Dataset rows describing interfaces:
========================================
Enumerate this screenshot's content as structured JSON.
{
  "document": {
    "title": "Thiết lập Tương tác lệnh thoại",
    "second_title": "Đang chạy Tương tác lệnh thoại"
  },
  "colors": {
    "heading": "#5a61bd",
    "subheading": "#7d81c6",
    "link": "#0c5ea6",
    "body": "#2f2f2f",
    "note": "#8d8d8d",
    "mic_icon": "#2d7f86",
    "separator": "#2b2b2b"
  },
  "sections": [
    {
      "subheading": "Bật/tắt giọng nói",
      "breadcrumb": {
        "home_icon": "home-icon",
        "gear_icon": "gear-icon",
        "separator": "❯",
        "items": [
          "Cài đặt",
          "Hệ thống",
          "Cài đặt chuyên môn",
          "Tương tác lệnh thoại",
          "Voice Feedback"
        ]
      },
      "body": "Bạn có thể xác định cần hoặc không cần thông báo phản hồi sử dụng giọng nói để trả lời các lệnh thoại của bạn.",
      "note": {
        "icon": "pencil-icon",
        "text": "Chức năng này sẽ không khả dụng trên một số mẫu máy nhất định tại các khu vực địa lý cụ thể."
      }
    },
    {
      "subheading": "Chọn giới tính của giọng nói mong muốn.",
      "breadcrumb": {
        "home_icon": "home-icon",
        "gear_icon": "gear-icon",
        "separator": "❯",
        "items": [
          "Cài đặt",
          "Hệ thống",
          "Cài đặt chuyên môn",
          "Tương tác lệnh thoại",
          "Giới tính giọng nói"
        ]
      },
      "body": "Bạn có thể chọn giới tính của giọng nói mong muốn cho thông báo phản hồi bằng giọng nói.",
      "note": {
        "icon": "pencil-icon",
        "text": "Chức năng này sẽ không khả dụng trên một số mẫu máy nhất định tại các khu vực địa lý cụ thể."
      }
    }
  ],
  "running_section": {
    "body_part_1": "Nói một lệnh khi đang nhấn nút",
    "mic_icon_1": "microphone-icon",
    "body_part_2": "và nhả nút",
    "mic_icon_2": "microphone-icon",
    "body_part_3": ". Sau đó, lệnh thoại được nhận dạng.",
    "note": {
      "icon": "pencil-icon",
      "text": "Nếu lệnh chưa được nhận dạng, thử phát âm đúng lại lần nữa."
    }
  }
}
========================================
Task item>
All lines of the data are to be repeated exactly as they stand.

Response to this task>
Enumerate this screenshot's content as structured JSON.
{
  "document": {
    "title": "Thiết lập Tương tác lệnh thoại",
    "second_title": "Đang chạy Tương tác lệnh thoại"
  },
  "colors": {
    "heading": "#5a61bd",
    "subheading": "#7d81c6",
    "link": "#0c5ea6",
    "body": "#2f2f2f",
    "note": "#8d8d8d",
    "mic_icon": "#2d7f86",
    "separator": "#2b2b2b"
  },
  "sections": [
    {
      "subheading": "Bật/tắt giọng nói",
      "breadcrumb": {
        "home_icon": "home-icon",
        "gear_icon": "gear-icon",
        "separator": "❯",
        "items": [
          "Cài đặt",
          "Hệ thống",
          "Cài đặt chuyên môn",
          "Tương tác lệnh thoại",
          "Voice Feedback"
        ]
      },
      "body": "Bạn có thể xác định cần hoặc không cần thông báo phản hồi sử dụng giọng nói để trả lời các lệnh thoại của bạn.",
      "note": {
        "icon": "pencil-icon",
        "text": "Chức năng này sẽ không khả dụng trên một số mẫu máy nhất định tại các khu vực địa lý cụ thể."
      }
    },
    {
      "subheading": "Chọn giới tính của giọng nói mong muốn.",
      "breadcrumb": {
        "home_icon": "home-icon",
        "gear_icon": "gear-icon",
        "separator": "❯",
        "items": [
          "Cài đặt",
          "Hệ thống",
          "Cài đặt chuyên môn",
          "Tương tác lệnh thoại",
          "Giới tính giọng nói"
        ]
      },
      "body": "Bạn có thể chọn giới tính của giọng nói mong muốn cho thông báo phản hồi bằng giọng nói.",
      "note": {
        "icon": "pencil-icon",
        "text": "Chức năng này sẽ không khả dụng trên một số mẫu máy nhất định tại các khu vực địa lý cụ thể."
      }
    }
  ],
  "running_section": {
    "body_part_1": "Nói một lệnh khi đang nhấn nút",
    "mic_icon_1": "microphone-icon",
    "body_part_2": "và nhả nút",
    "mic_icon_2": "microphone-icon",
    "body_part_3": ". Sau đó, lệnh thoại được nhận dạng.",
    "note": {
      "icon": "pencil-icon",
      "text": "Nếu lệnh chưa được nhận dạng, thử phát âm đúng lại lần nữa."
    }
  }
}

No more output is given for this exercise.